Facelock is a new concept of facial-recognition technology. Instead of concentrating on technology that lets you define pictures in a specific pattern, it concentrates on whether or not you can identify familiar faces. In other words, the faces you know can help you keep your system safe from intruders, rather than just being another code for a hacker to crack. Unless a hacker can tap into your memory, they probably can’t crack your Facelock password.
How Does It Work?
Facelock presents the user with various face arrays. It is the user’s job to identify the familiar face amongst the unfamiliar ones. These arrays can be shown in different orders with faces scattered in different positions. What makes this any different than Passface is the human mind’s ability to detect familiar faces, regardless of appearance, in different images. Even if a hacker is able to identify which picture you guessed, they are unlikely to identify the image in a different picture.

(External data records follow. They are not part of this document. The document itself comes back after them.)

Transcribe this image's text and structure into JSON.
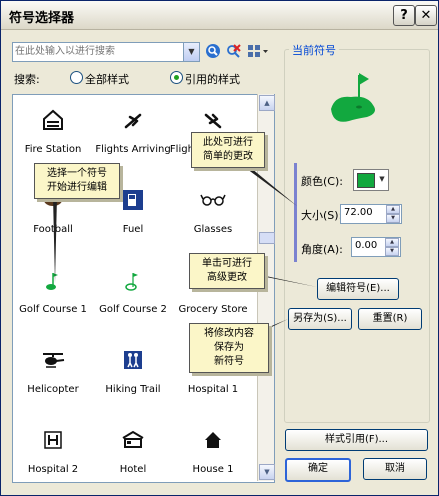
{
  "window": {
    "title": "符号选择器"
  },
  "search": {
    "placeholder": "在此处输入以进行搜索",
    "label": "搜索:",
    "options": [
      "全部样式",
      "引用的样式"
    ],
    "selected": "引用的样式"
  },
  "symbols": [
    {
      "name": "Fire Station",
      "icon": "fire-station-icon"
    },
    {
      "name": "Flights Arriving",
      "icon": "airplane-icon"
    },
    {
      "name": "Flights Departing",
      "icon": "airplane-icon"
    },
    {
      "name": "Football",
      "icon": "football-icon"
    },
    {
      "name": "Fuel",
      "icon": "fuel-pump-icon"
    },
    {
      "name": "Glasses",
      "icon": "glasses-icon"
    },
    {
      "name": "Golf Course 1",
      "icon": "golf-flag-icon"
    },
    {
      "name": "Golf Course 2",
      "icon": "golf-flag-icon"
    },
    {
      "name": "Grocery Store",
      "icon": "shopping-cart-icon"
    },
    {
      "name": "Helicopter",
      "icon": "helicopter-icon"
    },
    {
      "name": "Hiking Trail",
      "icon": "hikers-icon"
    },
    {
      "name": "Hospital 1",
      "icon": "hospital-icon"
    },
    {
      "name": "Hospital 2",
      "icon": "hospital-icon"
    },
    {
      "name": "Hotel",
      "icon": "hotel-bed-icon"
    },
    {
      "name": "House 1",
      "icon": "house-icon"
    }
  ],
  "current_symbol": {
    "group_title": "当前符号",
    "color_label": "颜色(C):",
    "color_value": "#12a83f",
    "size_label": "大小(S):",
    "size_value": "72.00",
    "angle_label": "角度(A):",
    "angle_value": "0.00"
  },
  "buttons": {
    "edit_symbol": "编辑符号(E)...",
    "save_as": "另存为(S)...",
    "reset": "重置(R)",
    "style_references": "样式引用(F)...",
    "ok": "确定",
    "cancel": "取消"
  },
  "callouts": {
    "select_symbol": [
      "选择一个符号",
      "开始进行编辑"
    ],
    "simple_changes": [
      "此处可进行",
      "简单的更改"
    ],
    "advanced_changes": [
      "单击可进行",
      "高级更改"
    ],
    "save_new": [
      "将修改内容",
      "保存为",
      "新符号"
    ]
  }
}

What a Face-full!
This technology backs up its bark with its bite. A study was done on over 400 participants, which included account holders, stranger attackers, and familiar attackers. These tests were conducted over the course of one-week and one-year increments. Account holders were asked to choose the faces of several lesser-known celebrities in a narrow field; this mitigates the chance that threats will be able to access the system.
Results showed that after just one week of using this technology, 97.5 percent of users could authenticate their accounts, while stranger hackers succeeded less than one percent of the time. This number jumped to 6.6 percent for attackers that knew the victims personally. And, after a full year of working with the software, 86 percent of all users were able to authenticate. The test also examined whether attackers could authenticate with different photos of the same people. Unless the photos were of distinctive people with very prominent features, such as a bald head or round glasses, hackers were unable to identify pictures of the same people.
Keep in mind, as great as this technology is, it isn’t really a good fit for business devices that may need support and troubleshooting. If your help desk technicians aren’t in your circle of friends, they won’t be able to log into your device to help you solve your problem.
It’s a fairly simple concept – passwords don’t work for humans, and the existence of a “Forgot password?” prompt reinforces this. But, does facial recognition take this a bit too far? Is two-factor authentication enough for you? Let us know in the comments.